Brief: Please copy out the lines in the entries that contain "JSON".

The records:
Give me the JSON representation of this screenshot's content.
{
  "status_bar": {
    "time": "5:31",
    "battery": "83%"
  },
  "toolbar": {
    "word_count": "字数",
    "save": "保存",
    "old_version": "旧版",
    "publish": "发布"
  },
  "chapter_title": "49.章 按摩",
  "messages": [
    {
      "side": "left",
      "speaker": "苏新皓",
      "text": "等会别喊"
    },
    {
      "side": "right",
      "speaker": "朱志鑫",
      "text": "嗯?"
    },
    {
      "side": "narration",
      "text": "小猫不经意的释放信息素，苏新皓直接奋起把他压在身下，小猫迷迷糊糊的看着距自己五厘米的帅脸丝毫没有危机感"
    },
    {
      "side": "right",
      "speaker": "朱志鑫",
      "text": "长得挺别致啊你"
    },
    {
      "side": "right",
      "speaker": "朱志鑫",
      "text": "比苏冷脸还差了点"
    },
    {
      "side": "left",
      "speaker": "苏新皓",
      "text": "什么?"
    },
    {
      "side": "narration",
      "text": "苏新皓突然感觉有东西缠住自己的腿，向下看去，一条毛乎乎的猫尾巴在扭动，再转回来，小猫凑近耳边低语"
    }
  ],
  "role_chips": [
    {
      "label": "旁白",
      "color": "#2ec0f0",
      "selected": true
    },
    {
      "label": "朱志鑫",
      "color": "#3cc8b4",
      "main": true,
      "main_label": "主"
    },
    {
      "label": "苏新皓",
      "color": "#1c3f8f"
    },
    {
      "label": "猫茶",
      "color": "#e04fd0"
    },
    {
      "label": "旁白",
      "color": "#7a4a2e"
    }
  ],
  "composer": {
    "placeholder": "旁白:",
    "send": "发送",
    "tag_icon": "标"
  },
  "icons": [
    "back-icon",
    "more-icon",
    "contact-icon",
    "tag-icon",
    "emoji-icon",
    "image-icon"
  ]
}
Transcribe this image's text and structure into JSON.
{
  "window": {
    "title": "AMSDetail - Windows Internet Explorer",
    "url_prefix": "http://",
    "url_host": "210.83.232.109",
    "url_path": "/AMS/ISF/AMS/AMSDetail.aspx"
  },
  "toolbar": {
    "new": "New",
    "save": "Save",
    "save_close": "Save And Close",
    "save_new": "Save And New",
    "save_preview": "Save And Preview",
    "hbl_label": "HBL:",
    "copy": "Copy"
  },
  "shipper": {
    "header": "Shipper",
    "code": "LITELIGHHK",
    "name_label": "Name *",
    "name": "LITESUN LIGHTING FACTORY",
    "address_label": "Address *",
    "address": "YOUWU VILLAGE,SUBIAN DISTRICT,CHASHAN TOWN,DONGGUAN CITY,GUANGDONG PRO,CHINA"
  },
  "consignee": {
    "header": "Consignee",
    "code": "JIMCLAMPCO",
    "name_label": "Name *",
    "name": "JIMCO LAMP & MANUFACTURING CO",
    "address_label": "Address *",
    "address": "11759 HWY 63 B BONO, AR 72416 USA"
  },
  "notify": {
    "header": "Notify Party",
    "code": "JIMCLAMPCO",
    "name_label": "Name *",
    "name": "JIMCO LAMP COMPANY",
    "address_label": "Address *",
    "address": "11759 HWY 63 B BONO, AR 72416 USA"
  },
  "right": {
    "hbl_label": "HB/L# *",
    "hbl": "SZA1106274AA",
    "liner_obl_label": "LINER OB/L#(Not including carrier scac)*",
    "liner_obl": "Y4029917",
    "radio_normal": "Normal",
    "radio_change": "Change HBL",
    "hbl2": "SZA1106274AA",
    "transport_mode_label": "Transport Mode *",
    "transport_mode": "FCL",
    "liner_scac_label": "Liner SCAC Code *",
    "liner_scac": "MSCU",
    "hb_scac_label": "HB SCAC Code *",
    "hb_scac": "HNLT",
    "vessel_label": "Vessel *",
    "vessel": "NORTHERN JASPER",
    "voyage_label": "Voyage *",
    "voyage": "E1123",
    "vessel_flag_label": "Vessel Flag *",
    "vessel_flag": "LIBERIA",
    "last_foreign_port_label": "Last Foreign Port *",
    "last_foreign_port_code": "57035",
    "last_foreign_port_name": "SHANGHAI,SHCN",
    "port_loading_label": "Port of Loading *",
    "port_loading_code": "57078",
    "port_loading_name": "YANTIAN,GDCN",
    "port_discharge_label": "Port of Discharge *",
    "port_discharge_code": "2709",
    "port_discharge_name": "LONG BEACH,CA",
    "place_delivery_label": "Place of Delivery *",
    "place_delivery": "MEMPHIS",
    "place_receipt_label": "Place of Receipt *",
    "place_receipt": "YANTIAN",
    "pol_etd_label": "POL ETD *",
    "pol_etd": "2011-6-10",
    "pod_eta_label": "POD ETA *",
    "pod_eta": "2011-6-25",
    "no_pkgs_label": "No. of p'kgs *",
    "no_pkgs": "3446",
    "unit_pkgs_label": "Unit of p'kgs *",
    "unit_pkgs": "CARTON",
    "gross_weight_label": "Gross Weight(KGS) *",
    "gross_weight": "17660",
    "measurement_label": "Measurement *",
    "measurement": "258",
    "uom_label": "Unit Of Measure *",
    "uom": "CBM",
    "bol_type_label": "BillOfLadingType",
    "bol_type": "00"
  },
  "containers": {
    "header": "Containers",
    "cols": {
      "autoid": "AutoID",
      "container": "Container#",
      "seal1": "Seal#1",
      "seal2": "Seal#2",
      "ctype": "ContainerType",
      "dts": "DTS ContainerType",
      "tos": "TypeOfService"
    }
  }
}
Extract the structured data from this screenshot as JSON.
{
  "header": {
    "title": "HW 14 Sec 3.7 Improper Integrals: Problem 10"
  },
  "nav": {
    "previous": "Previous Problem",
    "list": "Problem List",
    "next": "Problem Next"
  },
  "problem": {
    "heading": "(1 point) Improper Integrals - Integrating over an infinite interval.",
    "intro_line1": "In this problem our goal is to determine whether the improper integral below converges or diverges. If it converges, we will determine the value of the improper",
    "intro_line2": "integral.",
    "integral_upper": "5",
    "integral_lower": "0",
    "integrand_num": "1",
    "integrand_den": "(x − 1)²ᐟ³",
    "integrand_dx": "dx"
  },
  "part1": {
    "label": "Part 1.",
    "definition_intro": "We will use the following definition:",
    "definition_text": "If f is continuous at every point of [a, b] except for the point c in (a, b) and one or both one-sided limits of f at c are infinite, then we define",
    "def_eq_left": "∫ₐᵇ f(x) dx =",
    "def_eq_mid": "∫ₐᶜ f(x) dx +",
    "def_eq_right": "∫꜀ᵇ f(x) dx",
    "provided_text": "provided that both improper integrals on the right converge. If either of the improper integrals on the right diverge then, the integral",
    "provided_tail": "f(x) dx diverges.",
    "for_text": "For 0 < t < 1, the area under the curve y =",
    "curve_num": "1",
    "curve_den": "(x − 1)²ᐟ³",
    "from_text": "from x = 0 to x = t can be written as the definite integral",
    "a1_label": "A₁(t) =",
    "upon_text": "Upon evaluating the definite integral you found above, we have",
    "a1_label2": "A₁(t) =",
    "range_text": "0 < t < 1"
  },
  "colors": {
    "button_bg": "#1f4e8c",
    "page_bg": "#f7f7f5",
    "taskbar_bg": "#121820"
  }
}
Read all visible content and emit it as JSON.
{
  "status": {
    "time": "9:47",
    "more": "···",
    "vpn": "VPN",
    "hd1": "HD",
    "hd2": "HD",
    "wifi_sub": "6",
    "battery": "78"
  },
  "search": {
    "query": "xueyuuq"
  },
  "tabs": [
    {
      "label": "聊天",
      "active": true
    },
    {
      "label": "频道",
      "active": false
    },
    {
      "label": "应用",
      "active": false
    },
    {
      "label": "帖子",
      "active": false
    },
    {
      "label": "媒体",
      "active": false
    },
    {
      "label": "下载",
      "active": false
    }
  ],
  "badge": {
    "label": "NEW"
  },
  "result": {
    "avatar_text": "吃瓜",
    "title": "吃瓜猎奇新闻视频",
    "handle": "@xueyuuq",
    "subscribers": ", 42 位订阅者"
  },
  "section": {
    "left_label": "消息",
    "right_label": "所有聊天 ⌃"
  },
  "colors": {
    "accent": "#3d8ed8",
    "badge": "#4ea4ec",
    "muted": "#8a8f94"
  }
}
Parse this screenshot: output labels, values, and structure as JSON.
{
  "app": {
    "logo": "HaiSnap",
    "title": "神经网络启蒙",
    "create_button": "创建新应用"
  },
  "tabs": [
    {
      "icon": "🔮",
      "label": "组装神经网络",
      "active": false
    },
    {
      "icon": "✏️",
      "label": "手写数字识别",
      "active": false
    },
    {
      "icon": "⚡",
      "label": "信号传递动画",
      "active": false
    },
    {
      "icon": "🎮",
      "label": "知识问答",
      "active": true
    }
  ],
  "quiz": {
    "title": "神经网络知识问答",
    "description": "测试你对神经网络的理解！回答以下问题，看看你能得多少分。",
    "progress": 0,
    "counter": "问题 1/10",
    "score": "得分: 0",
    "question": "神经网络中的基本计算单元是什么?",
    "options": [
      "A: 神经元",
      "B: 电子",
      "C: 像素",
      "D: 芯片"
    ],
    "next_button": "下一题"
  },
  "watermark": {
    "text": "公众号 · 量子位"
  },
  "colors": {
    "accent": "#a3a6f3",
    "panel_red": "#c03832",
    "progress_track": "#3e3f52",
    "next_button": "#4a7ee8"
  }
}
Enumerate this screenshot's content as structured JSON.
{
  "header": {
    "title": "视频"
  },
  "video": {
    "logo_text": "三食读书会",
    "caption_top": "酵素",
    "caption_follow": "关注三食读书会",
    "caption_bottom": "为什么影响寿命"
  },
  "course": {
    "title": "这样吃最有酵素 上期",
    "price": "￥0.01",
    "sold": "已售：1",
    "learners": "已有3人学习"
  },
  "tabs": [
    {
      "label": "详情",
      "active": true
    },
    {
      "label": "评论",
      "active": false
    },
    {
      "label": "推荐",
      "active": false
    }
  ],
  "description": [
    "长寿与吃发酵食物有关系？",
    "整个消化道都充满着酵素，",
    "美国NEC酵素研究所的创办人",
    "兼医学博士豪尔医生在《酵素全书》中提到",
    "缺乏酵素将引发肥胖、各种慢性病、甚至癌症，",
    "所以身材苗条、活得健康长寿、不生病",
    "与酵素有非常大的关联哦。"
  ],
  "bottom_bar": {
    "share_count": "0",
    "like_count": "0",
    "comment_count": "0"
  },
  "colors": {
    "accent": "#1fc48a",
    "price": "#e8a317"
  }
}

Result for this exercise:
Give me the JSON representation of this screenshot's content.
Transcribe this image's text and structure into JSON.
Extract the structured data from this screenshot as JSON.
Read all visible content and emit it as JSON.
Parse this screenshot: output labels, values, and structure as JSON.
Enumerate this screenshot's content as structured JSON.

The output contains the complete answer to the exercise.